The Things Every Policy holder Ought to Know About Subrogation

Subrogation is a term that's well-known among insurance and legal professionals but sometimes not by the policyholders they represent. If this term has come up when dealing with your insurance agent or a legal proceeding, it would be in your benefit to know an overview of the process. The more information you have, the more likely an insurance lawsuit will work out favorably.

Any insurance policy you have is a commitment that, if something bad occurs, the insurer of the policy will make restitutions in a timely fashion. If your vehicle is hit, insurance adjusters (and police, when necessary) decide who was to blame and that person's insurance covers the damages.

But since figuring out who is financially responsible for services or repairs is typically a tedious, lengthy affair – and delay often compounds the damage to the victim – insurance firms often opt to pay up front and assign blame later. They then need a way to recover the costs if, in the end, they weren't actually responsible for the expense.

Can You Give an Example?

You are in an auto accident. Another car ran into yours. The police show up to assess the situation, you exchange insurance information, and you go on your way. You have comprehensive insurance that pays for the repairs right away. Later it's determined that the other driver was entirely to blame and his insurance should have paid for the repair of your car. How does your company get its funds back?

How Does Subrogation Work?

This is where subrogation comes in. It is the method that an insurance company uses to claim payment when it pays out a claim that turned out not to be its responsibility. Some insurance firms have in-house property damage lawyers and personal injury attorneys, or a department dedicated to subrogation; others contract with a law firm. Ordinarily, only you can sue for damages to your self or property. But under subrogation law, your insurance company is considered to have some of your rights in exchange for having taken care of the damages. It can go after the money that was originally due to you, because it has covered the amount already.

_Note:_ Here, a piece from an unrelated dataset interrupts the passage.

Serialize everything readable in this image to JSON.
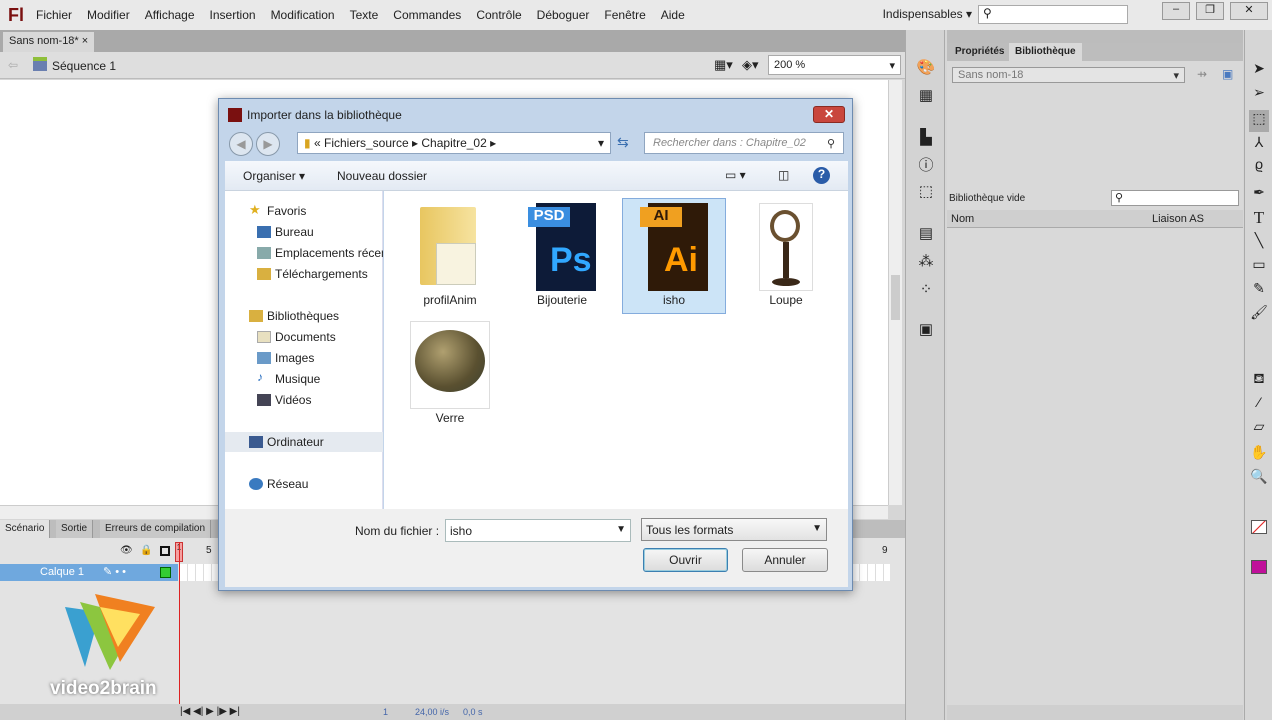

How Does This Affect Me?

For a start, if you have a deductible, it wasn't just your insurance company that had to pay. In a $10,000 accident with a $1,000 deductible, you have a stake in the outcome as well – to be precise, $1,000. If your insurance company is lax about bringing subrogation cases to court, it might choose to recoup its costs by boosting your premiums and call it a day. On the other hand, if it has a knowledgeable legal team and goes after those cases efficiently, it is doing you a favor as well as itself. If all is recovered, you will get your full deductible back. If it recovers half (for instance, in a case where you are found 50 percent to blame), you'll typically get half your deductible back, depending on your state laws.

Moreover, if the total price of an accident is over your maximum coverage amount, you may have had to pay the difference. If your insurance company or its property damage lawyers, such as civil rights lawyer University Place WA, successfully press a subrogation case, it will recover your losses as well as its own.

All insurers are not created equal. When shopping around, it's worth scrutinizing the reputations of competing firms to find out whether they pursue winnable subrogation claims; if they do so with some expediency; if they keep their customers informed as the case proceeds; and if they then process successfully won reimbursements quickly so that you can get your losses back and move on with your life. If, instead, an insurance company has a reputation of honoring claims that aren't its responsibility and then protecting its profitability by raising your premiums, you should keep looking.